Then I called my buddy, Justin, and told him about canoeing Moose River Bow.

Next the coins jingled for Miriam. I regaled her with my description of the spectacular view of the valley from Robbins Hill.

Claire received a call about the Maine Beer Trail and the fantastic regional brews that flow from The Forks to Skowhegan.

I could go on and on. And I did, until my coin supply ran out.

So I hopped back in my car, looked at my cell phone and thought, not today.

I started the engine. Somewhere out there, in the midst of all this timeless beauty, there had to be a change machine.

Blueberries may be Maine’s state fruit, but they’ve never been my favorite.

I mean, wild blueberries are delicious, but for me, they just don’t match up to the first bite of a nice, crisp apple.

Especially a nice, ripe Empire or Macoun. My husband jokes that I’m an apple snob, but even he knows that a Red Delicious shipped in from God-knows-where pales in comparison to the local varieties we can get.

A few weeks ago we drove up to North Star Orchards in Madison for Maine Apple Sunday. I was like a kid in a candy store.

We took the grandkids—they loved the hayrides—and I bought a half-bushel of McIntosh. I think I’ve made half a dozen apple crisps since then.

I’ve got a recipe for blueberry-apple crisp I’m going to try next.

On a crisp, sun-splashed autumn afternoon on the banks of the Kennebec River, you can close your eyes and envision the river as it was a couple of centuries ago.

The Kennebec is quiet now, so it takes a little imagination to see this same river bulging with an endless flow of giant logs – the proud result of the labor of the local woods workers and river drivers.

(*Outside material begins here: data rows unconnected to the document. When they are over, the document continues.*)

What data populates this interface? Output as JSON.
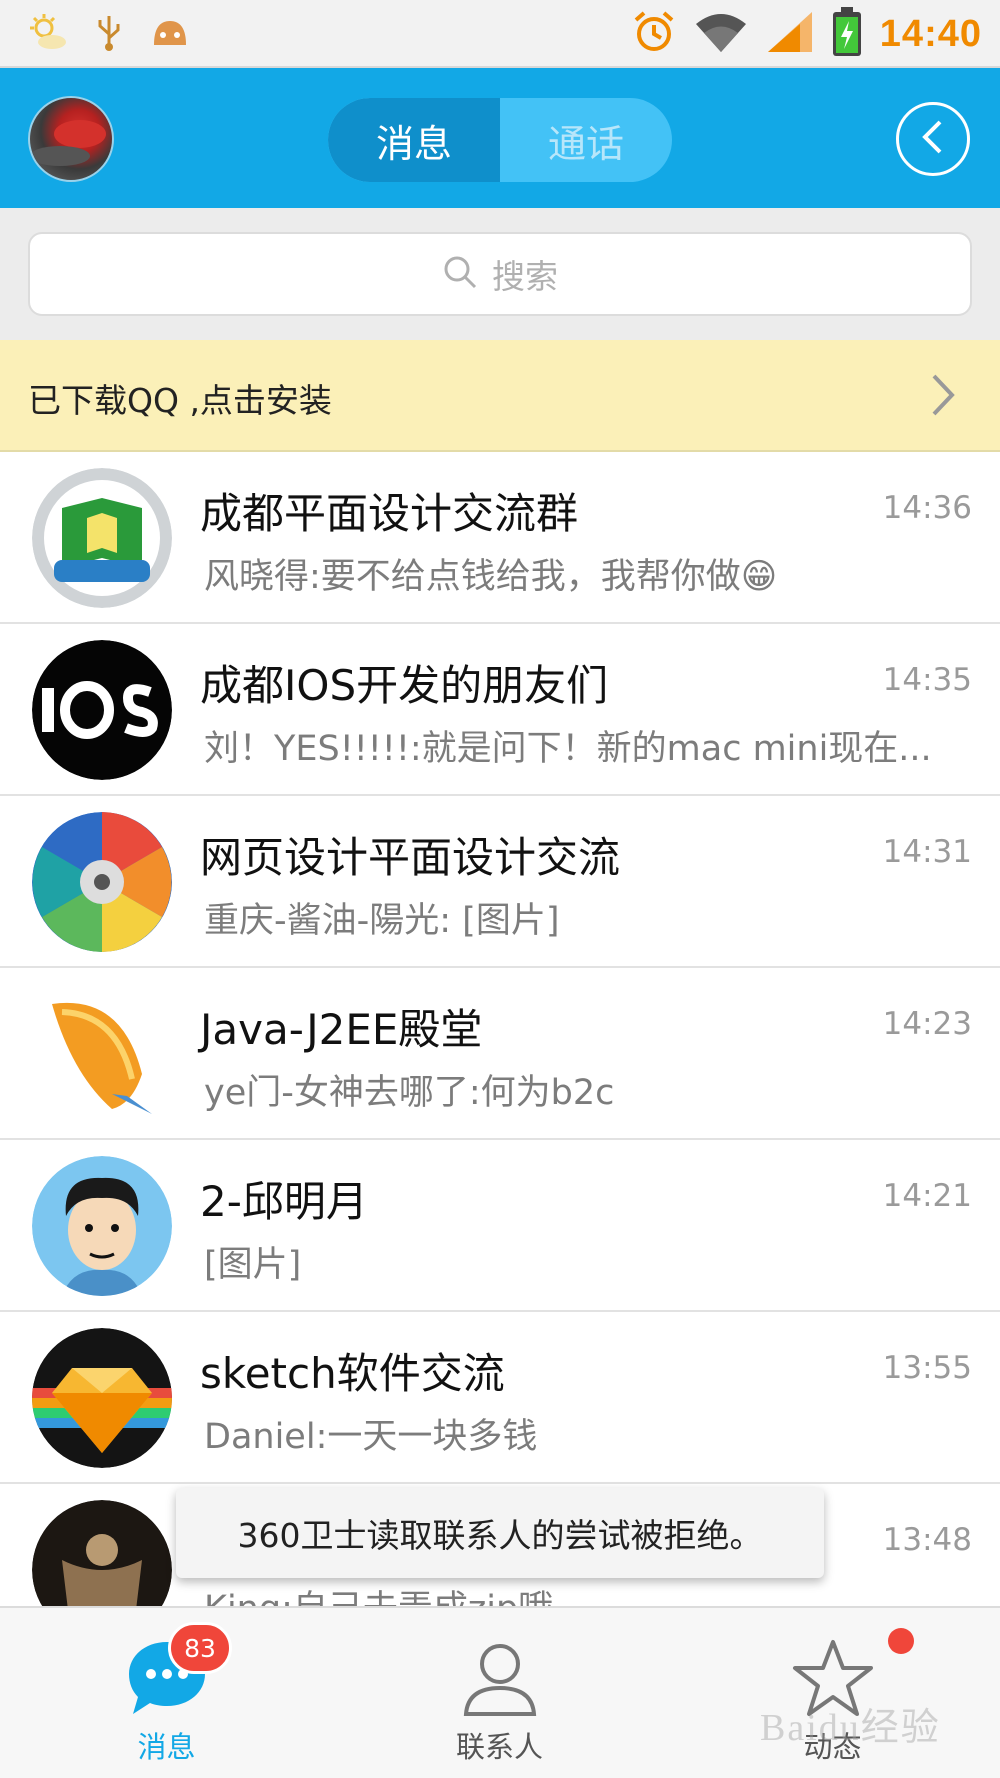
{
  "status_bar": {
    "time": "14:40",
    "icons_left": [
      "weather-icon",
      "usb-icon",
      "android-debug-icon"
    ],
    "icons_right": [
      "alarm-icon",
      "wifi-icon",
      "signal-icon",
      "battery-charging-icon"
    ],
    "accent_color": "#f08a00"
  },
  "header": {
    "tabs": [
      {
        "label": "消息",
        "active": true
      },
      {
        "label": "通话",
        "active": false
      }
    ],
    "background_color": "#12a8e6"
  },
  "search": {
    "placeholder": "搜索"
  },
  "banner": {
    "text": "已下载QQ ,点击安装"
  },
  "conversations": [
    {
      "title": "成都平面设计交流群",
      "time": "14:36",
      "preview": "风晓得:要不给点钱给我，我帮你做😁"
    },
    {
      "title": "成都IOS开发的朋友们",
      "time": "14:35",
      "preview": "刘！YES!!!!!:就是问下！新的mac mini现在..."
    },
    {
      "title": "网页设计平面设计交流",
      "time": "14:31",
      "preview": "重庆-酱油-陽光: [图片]"
    },
    {
      "title": "Java-J2EE殿堂",
      "time": "14:23",
      "preview": "ye门-女神去哪了:何为b2c"
    },
    {
      "title": "2-邱明月",
      "time": "14:21",
      "preview": "[图片]"
    },
    {
      "title": "sketch软件交流",
      "time": "13:55",
      "preview": "Daniel:一天一块多钱"
    },
    {
      "title": "",
      "time": "13:48",
      "preview": "King:自己去弄成zip哦"
    }
  ],
  "toast": {
    "text": "360卫士读取联系人的尝试被拒绝。"
  },
  "bottom_nav": {
    "items": [
      {
        "label": "消息",
        "active": true,
        "badge": "83"
      },
      {
        "label": "联系人",
        "active": false
      },
      {
        "label": "动态",
        "active": false,
        "dot": true
      }
    ],
    "active_color": "#12a8e6",
    "badge_color": "#f0463a"
  },
  "watermark": "Baidu经验"
}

But all you have to do is follow the Kennebec to the warm, inviting river towns of Waterville, Winslow, Skowhegan, Norridgewock, Madison, Anson and Bingham to see the evidence of how this picturesque region grew up around the timber trade.

It’s a glimpse into Maine’s rich and colorful history.

And all you have to do to go there – on a crisp, sun-splashed autumn afternoon – is close your eyes.

Okay, so the State of Maine assembled a panel of the state’s leading fall color experts to determine the best time to see the peak fall colors in Kennebec Valley.

The panel worked diligently for three days and finally agreed on the following:


“The third week of September,” announced Edgar Adams, PhD.

The two days after the October moon,” proclaimed Adjunct Professor Gwen Harmon.

First weekend of October,” said State Park Ranger Justin Molloy.

“I usually watch them with 3-D glasses, so it really doesn’t matter,” said the guy who delivered the pizzas.

But by far the most accurate answer was the one given by Dr. Audrey Lang – not a PhD. but an optometrist – who was lodging nearby and happened to wander in.

“The best time to see the fall colors in Kennebec Valley,” she said, “is the next time you open your eyes.”

Old Canada Road

Scenic Byway